%%

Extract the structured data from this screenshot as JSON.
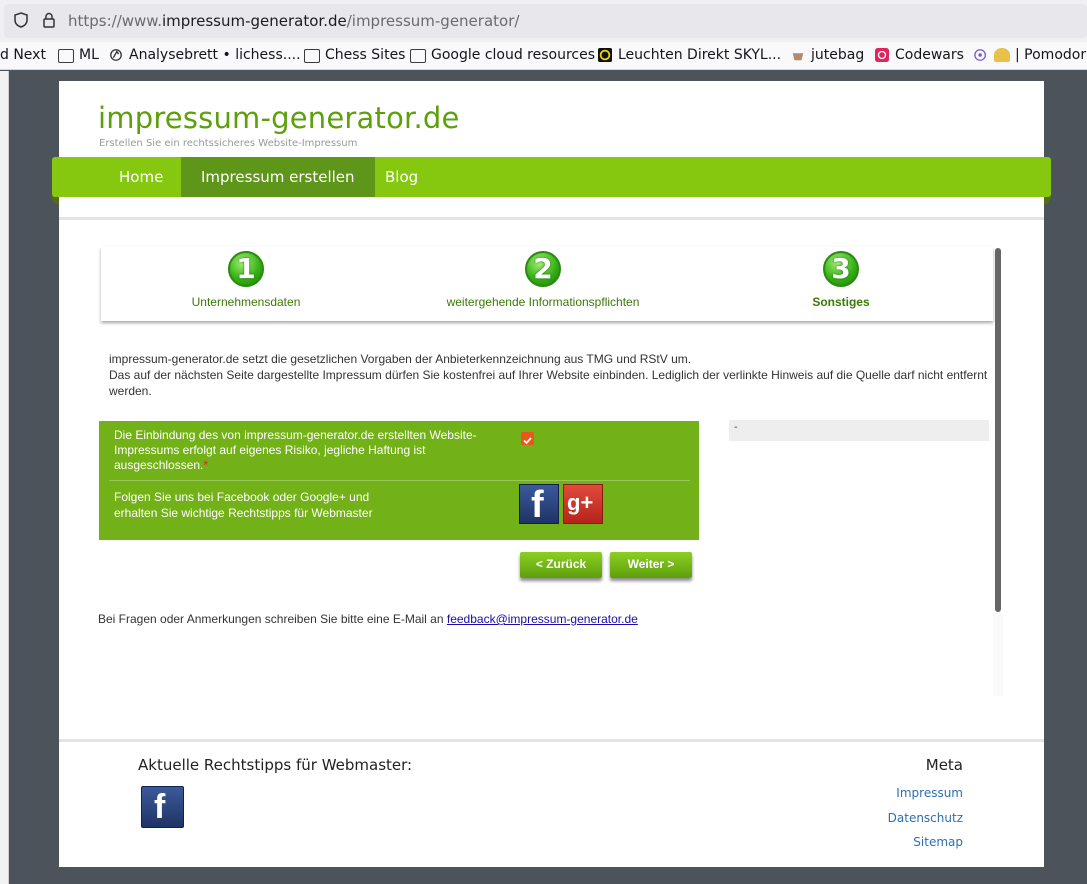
{
  "browser": {
    "url_prefix": "https://www.",
    "url_domain": "impressum-generator.de",
    "url_path": "/impressum-generator/",
    "bookmarks": [
      {
        "label": "d Next",
        "icon": "none"
      },
      {
        "label": "ML",
        "icon": "folder-icon"
      },
      {
        "label": "Analysebrett • lichess....",
        "icon": "lichess-icon"
      },
      {
        "label": "Chess Sites",
        "icon": "folder-icon"
      },
      {
        "label": "Google cloud resources",
        "icon": "folder-icon"
      },
      {
        "label": "Leuchten Direkt SKYL...",
        "icon": "leuchten-icon"
      },
      {
        "label": "jutebag",
        "icon": "jutebag-icon"
      },
      {
        "label": "Codewars",
        "icon": "codewars-icon"
      },
      {
        "label": "| Pomodor",
        "icon": "pomodoro-icon"
      }
    ]
  },
  "site": {
    "logo": "impressum-generator.de",
    "tagline": "Erstellen Sie ein rechtssicheres Website-Impressum",
    "nav": [
      {
        "label": "Home",
        "active": false
      },
      {
        "label": "Impressum erstellen",
        "active": true
      },
      {
        "label": "Blog",
        "active": false
      }
    ]
  },
  "steps": [
    {
      "number": "1",
      "label": "Unternehmensdaten",
      "current": false
    },
    {
      "number": "2",
      "label": "weitergehende Informationspflichten",
      "current": false
    },
    {
      "number": "3",
      "label": "Sonstiges",
      "current": true
    }
  ],
  "intro": {
    "line1": "impressum-generator.de setzt die gesetzlichen Vorgaben der Anbieterkennzeichnung aus TMG und RStV um.",
    "line2": "Das auf der nächsten Seite dargestellte Impressum dürfen Sie kostenfrei auf Ihrer Website einbinden. Lediglich der verlinkte Hinweis auf die Quelle darf nicht entfernt werden."
  },
  "form": {
    "disclaimer_text": "Die Einbindung des von impressum-generator.de erstellten Website-Impressums erfolgt auf eigenes Risiko, jegliche Haftung ist ausgeschlossen.",
    "required_mark": "*",
    "disclaimer_checked": true,
    "follow_text": "Folgen Sie uns bei Facebook oder Google+ und erhalten Sie wichtige Rechtstipps für Webmaster",
    "facebook_glyph": "f",
    "googleplus_glyph": "g+",
    "side_box_text": "-",
    "back_label": "< Zurück",
    "next_label": "Weiter >"
  },
  "contact": {
    "text": "Bei Fragen oder Anmerkungen schreiben Sie bitte eine E-Mail an ",
    "email": "feedback@impressum-generator.de"
  },
  "footer": {
    "tips_title": "Aktuelle Rechtstipps für Webmaster:",
    "facebook_glyph": "f",
    "meta_title": "Meta",
    "meta_links": [
      "Impressum",
      "Datenschutz",
      "Sitemap"
    ]
  },
  "colors": {
    "brand_green": "#86c80f",
    "active_nav": "#5e9619",
    "form_green": "#73b118",
    "checkbox": "#e8581c",
    "link_blue": "#2a6fb5"
  }
}
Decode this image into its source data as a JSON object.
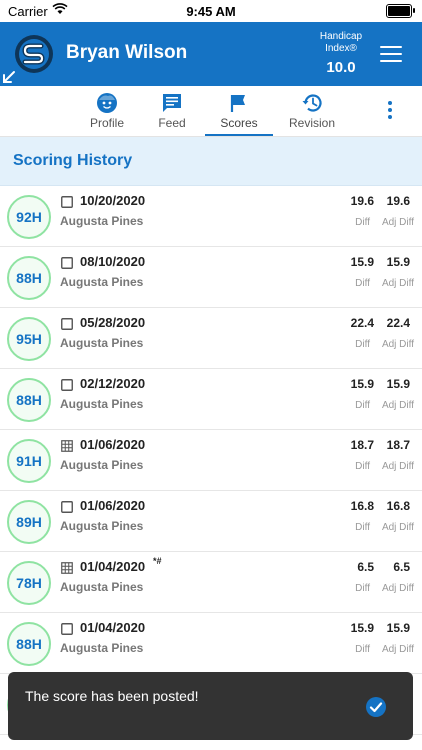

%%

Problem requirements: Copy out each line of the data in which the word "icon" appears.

Solution for this exercise:
        "icon": "none"
        "icon": "folder-icon"
        "icon": "lichess-icon"
        "icon": "folder-icon"
        "icon": "folder-icon"
        "icon": "leuchten-icon"
        "icon": "jutebag-icon"
        "icon": "codewars-icon"
        "icon": "pomodoro-icon"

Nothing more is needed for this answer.